#### PROVIDED DATA ####
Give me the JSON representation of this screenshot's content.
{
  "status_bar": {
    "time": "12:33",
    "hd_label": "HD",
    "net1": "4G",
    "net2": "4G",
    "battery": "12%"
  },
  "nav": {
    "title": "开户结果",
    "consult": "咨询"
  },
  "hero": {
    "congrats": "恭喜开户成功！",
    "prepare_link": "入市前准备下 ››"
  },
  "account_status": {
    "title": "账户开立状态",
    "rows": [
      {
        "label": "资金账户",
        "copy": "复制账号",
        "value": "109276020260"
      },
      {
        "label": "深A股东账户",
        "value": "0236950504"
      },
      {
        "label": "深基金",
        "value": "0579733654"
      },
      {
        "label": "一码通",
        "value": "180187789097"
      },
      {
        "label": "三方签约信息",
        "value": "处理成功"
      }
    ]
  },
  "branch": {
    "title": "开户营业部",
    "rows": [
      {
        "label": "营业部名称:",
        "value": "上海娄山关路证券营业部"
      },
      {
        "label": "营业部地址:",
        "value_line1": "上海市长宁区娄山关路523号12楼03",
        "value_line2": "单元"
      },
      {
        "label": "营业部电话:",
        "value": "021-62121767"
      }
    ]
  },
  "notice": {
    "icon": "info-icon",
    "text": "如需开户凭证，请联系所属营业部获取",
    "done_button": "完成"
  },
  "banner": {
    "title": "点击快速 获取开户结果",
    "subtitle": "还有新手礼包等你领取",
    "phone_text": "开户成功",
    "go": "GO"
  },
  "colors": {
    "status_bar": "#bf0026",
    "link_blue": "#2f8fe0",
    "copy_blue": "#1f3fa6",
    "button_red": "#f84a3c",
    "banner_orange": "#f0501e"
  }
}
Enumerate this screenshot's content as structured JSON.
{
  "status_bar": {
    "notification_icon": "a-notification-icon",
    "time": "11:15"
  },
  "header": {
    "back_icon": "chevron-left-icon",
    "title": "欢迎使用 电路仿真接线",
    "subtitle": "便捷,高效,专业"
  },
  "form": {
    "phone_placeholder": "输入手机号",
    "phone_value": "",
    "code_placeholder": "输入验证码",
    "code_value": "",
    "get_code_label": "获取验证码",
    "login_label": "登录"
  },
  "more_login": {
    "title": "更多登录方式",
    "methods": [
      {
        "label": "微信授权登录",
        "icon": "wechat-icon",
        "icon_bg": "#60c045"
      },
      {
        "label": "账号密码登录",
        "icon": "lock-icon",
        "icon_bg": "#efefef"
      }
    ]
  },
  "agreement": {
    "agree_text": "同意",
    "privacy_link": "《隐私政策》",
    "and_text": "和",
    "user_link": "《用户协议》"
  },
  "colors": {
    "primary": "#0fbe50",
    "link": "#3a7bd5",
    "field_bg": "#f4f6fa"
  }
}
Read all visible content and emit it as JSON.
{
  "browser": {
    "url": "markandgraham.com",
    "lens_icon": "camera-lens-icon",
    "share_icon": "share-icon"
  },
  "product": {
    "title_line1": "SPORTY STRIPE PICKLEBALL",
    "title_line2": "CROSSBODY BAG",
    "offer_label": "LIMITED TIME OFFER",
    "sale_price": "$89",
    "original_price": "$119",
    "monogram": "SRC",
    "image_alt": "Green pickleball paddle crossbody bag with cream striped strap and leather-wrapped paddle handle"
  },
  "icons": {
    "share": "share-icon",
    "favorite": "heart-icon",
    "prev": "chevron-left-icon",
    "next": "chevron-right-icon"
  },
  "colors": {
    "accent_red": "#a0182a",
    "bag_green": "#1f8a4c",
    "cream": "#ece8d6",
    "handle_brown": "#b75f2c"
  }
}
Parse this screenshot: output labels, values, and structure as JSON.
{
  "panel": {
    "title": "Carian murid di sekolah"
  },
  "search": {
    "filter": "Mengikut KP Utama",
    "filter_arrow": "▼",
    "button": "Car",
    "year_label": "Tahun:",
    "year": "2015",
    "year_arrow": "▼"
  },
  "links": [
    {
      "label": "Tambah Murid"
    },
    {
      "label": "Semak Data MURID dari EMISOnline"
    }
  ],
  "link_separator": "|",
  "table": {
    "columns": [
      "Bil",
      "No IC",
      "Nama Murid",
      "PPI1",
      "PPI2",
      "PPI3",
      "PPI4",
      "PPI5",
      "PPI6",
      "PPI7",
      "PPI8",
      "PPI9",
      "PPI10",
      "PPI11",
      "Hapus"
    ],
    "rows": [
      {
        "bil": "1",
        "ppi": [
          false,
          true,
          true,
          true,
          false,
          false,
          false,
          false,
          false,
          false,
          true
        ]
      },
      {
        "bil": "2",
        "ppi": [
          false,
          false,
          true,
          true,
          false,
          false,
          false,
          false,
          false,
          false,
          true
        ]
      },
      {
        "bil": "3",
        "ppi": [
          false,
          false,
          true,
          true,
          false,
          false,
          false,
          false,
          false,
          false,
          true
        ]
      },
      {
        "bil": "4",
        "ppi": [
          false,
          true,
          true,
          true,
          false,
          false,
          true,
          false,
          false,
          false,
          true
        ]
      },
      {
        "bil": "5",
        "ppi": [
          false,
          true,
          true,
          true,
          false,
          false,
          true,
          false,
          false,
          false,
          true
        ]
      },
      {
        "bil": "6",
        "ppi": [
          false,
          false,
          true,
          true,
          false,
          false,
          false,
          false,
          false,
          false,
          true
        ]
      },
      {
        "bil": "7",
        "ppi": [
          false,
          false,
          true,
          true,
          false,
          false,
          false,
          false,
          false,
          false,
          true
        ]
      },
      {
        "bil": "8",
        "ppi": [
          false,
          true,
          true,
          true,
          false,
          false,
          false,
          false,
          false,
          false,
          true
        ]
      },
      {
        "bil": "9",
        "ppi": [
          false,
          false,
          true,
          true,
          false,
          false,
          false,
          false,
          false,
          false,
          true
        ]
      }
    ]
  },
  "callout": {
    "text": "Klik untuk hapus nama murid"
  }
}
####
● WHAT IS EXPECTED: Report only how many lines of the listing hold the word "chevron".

● RESPONSE: 3